Question. Was he, when first voted for, understood to be a Union man; that is, a man supporting the government of the United States and opposed to secession and rebellion?
Answer. He was originally very much opposed to secession, though he went into the army as most men did, under the peculiar circumstances. When he was first voted for as governor it was supposed his proclivities were still for the Union, running as he did against and beating a secession opponent by thirty-odd thousand majority.

Question. Can you state any reasons why Governor Vance afterwards became a supporter of the rebellion against the United States?
Answer. If I did it would be mere conjecture, and perhaps it would not be proper to indulge in that. I have every confidence that Governor Vance accepts in good faith the situation and will prove a loyal citizen to the government of the United States.

Question. I ask you again to state how the mass of the people of North Carolina feel towards the government of the United States?
Answer. The masses of the people, I believe, at the time of General Lee's surrender, were more gratified than otherwise because they saw that the result was inevitable, and a great many of them were for peace and attached sincerely to the federal Union, and believed there was no safety out of the Union. They were gratified that the thing had been settled. They wanted it settled in some way, for they had been exceedingly harassed during the war, which was commenced against their consent in the first instance. Of late, however, it is due to truth to state that, from various circumstances, they have come almost to despair. Perhaps it is in part from the loss of their slave property, though I think they were prepared to acquiesce in that. I think it is chiefly from their long delay in being admitted to an equal participation in the Union. It has produced a feeling of discontent even among Union men. My belief is that if they could be prefectly sure that with these constitutional amendments which have been adoped, accepting the condition of things as they are now, within a reasonable time they would be admitted to political equality and to equal privileges with the other States, there would be a general feeling favorable to the federal Union. The great mass of them are exceedingly anxious to have their relations between the State and the federal government restored.
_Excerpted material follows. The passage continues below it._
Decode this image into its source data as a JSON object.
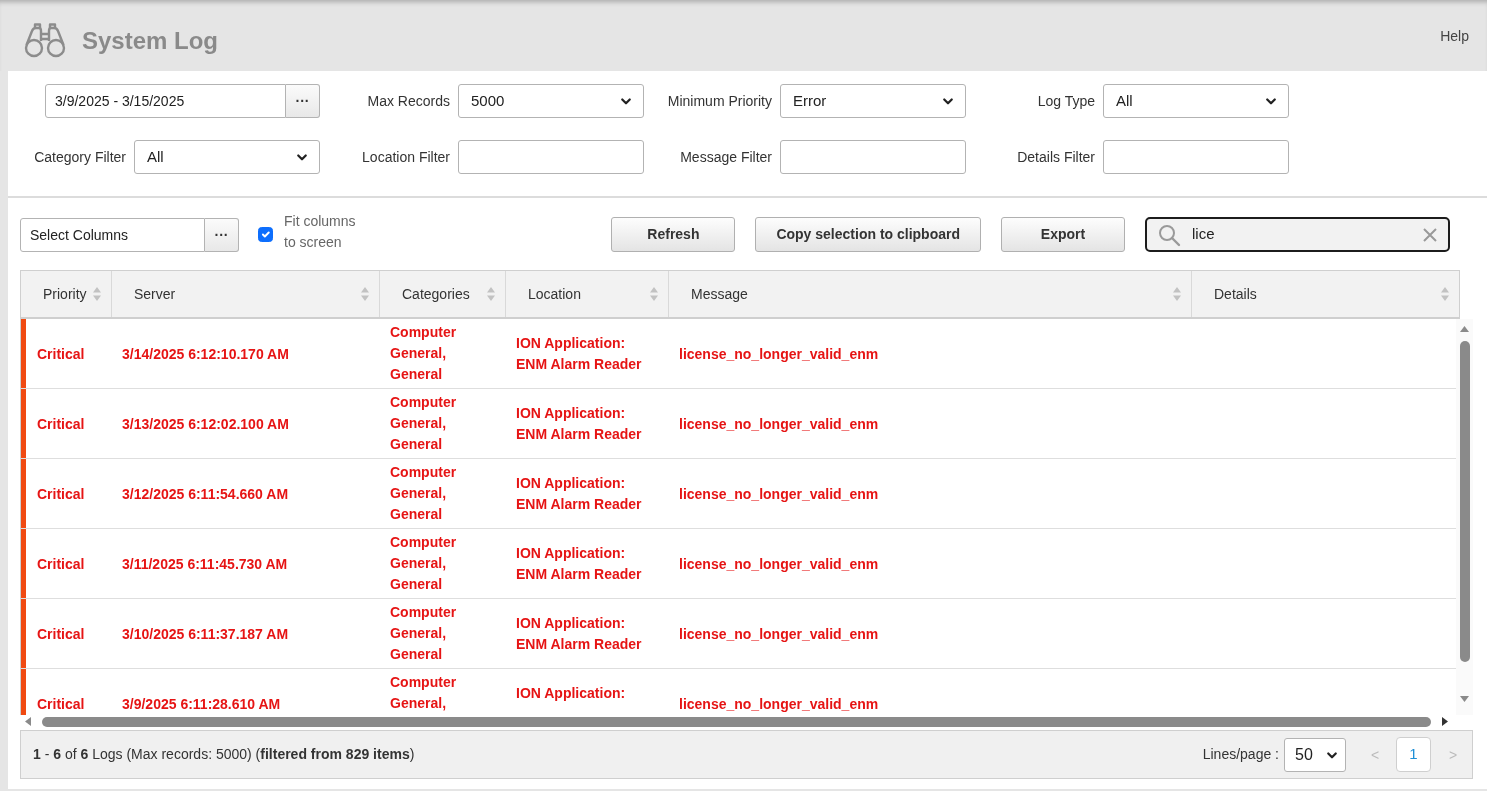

Question. Is there not a large proportion of these people who dislike and contemn the government of the United States?
Answer. There are a certain number of reckless unscrupulous men there, as everywhere in the country, who, I believe, would be willing for anything almost. For instance, some few persons would perhaps be gratified by a foreign war, but the great mass of the people of North Carolina, even including the secessionists, although they have been utterly opposed to me, and I opposed to them, yet I think a majority of the secessionists are exceedingly anxious for peace and quiet, perfectly willing to live under the laws of the United States, provided they can have political equality with the other States accorded to them. I think an overwhelming majority of the mass of the people of the State of North Carolina are prefectly willing to acquiesce in the laws of the United States on these conditions. I will go further and say, that I think the longer it is procrastinated the worse that feeling of discontent will become. I may remark that I have heard many persons say that if there was any attempt at an outbreak against the government of the United States, they would not do as they did at first - allow them to get complete military control - but would seize the opportunity to vindicate themselves against these men immediately.


Report of the Joint Committee on Reconstruction of the First Session Thirty-Ninth Congress, Government Printing Office, Washington, 1866, Virginia - North Carolina - South Carolina, pages 261-262.